ACTIVITY: In how many lines of the listing does the string "Output" appear? Give only the number.

MATERIAL PROVIDED:
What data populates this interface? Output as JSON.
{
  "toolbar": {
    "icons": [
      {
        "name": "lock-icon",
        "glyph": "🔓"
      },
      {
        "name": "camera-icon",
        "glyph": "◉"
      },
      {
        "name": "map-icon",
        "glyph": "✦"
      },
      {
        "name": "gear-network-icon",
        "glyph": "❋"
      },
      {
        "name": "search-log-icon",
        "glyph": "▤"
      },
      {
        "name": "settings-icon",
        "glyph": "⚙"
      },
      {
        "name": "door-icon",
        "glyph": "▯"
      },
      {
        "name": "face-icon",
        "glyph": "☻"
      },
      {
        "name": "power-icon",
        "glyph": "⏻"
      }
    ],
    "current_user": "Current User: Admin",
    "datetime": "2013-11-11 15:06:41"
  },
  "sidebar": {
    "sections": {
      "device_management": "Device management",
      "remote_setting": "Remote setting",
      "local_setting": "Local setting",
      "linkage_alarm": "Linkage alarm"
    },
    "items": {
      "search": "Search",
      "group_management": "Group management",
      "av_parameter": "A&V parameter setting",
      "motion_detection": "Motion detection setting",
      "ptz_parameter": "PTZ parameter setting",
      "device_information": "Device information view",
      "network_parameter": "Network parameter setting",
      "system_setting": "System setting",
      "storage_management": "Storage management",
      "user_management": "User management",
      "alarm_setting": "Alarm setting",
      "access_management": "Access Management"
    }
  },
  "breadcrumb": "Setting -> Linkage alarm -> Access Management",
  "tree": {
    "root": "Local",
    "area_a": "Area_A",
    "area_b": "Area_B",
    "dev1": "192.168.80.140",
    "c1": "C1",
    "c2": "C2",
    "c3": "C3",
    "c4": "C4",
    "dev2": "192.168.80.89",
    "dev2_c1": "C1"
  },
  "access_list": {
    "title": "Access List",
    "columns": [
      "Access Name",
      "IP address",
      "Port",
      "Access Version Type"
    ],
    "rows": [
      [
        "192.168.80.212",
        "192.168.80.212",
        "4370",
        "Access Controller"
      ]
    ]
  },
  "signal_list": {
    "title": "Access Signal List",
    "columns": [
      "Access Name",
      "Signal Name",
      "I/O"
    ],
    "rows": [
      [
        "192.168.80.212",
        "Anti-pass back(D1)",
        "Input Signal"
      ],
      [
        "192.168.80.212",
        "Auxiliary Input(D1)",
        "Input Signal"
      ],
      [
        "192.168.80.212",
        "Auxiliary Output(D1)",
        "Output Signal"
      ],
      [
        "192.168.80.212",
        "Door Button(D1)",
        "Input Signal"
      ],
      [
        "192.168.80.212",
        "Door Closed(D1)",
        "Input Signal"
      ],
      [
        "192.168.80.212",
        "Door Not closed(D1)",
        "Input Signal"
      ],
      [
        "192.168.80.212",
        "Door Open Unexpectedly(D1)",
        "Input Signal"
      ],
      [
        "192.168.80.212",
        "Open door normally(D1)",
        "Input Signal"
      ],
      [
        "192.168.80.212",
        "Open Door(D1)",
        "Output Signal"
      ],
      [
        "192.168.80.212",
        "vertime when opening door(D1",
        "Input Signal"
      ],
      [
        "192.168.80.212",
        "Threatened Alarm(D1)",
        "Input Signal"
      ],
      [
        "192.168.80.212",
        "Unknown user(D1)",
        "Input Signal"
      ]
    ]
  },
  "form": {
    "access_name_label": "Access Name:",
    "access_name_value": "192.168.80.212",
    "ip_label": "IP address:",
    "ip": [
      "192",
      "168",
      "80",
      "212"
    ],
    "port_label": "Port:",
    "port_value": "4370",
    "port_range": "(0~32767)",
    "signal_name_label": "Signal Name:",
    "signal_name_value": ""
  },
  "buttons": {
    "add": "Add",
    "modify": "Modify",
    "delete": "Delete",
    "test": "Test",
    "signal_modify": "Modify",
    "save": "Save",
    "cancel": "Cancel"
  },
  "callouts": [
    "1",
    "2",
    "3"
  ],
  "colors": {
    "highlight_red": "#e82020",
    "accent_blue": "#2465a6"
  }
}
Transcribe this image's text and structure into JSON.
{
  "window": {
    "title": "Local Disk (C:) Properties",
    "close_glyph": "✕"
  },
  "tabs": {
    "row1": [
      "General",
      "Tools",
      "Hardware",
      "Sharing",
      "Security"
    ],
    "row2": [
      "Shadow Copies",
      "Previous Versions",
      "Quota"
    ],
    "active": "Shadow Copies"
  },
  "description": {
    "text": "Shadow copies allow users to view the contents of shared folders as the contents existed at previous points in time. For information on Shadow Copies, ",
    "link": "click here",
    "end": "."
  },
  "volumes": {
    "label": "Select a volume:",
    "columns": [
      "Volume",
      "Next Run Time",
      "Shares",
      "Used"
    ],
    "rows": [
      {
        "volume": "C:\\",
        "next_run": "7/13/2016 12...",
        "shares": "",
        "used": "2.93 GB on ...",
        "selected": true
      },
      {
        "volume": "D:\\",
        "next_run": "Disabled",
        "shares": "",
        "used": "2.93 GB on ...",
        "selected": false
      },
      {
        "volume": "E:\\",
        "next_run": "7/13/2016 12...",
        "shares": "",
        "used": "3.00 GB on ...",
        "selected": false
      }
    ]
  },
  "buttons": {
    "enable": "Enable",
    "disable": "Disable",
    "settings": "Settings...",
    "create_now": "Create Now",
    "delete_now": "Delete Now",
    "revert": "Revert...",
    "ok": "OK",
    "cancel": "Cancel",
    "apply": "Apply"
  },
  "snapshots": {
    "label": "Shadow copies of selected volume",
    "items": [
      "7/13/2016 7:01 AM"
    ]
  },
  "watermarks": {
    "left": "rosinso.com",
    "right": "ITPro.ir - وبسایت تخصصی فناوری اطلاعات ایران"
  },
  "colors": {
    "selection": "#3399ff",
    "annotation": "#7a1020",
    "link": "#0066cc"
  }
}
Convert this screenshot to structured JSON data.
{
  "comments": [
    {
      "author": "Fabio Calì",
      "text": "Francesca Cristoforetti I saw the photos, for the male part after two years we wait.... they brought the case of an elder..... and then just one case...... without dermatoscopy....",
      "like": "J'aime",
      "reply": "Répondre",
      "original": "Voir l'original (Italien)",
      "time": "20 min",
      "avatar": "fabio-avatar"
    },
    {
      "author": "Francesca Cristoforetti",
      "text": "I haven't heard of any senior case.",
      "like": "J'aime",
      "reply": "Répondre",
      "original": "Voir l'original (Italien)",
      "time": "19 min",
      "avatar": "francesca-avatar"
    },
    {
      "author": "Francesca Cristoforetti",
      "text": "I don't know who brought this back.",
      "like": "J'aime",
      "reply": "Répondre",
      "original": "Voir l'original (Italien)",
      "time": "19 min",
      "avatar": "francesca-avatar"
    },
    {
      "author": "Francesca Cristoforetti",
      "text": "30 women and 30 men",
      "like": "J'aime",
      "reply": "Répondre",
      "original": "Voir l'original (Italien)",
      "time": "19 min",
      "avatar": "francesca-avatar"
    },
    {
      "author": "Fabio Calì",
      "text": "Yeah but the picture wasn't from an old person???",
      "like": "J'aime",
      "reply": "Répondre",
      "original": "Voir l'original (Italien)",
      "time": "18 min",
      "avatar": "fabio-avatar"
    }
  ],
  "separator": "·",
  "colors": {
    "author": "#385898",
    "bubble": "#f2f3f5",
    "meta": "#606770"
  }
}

ANSWER BOX: 4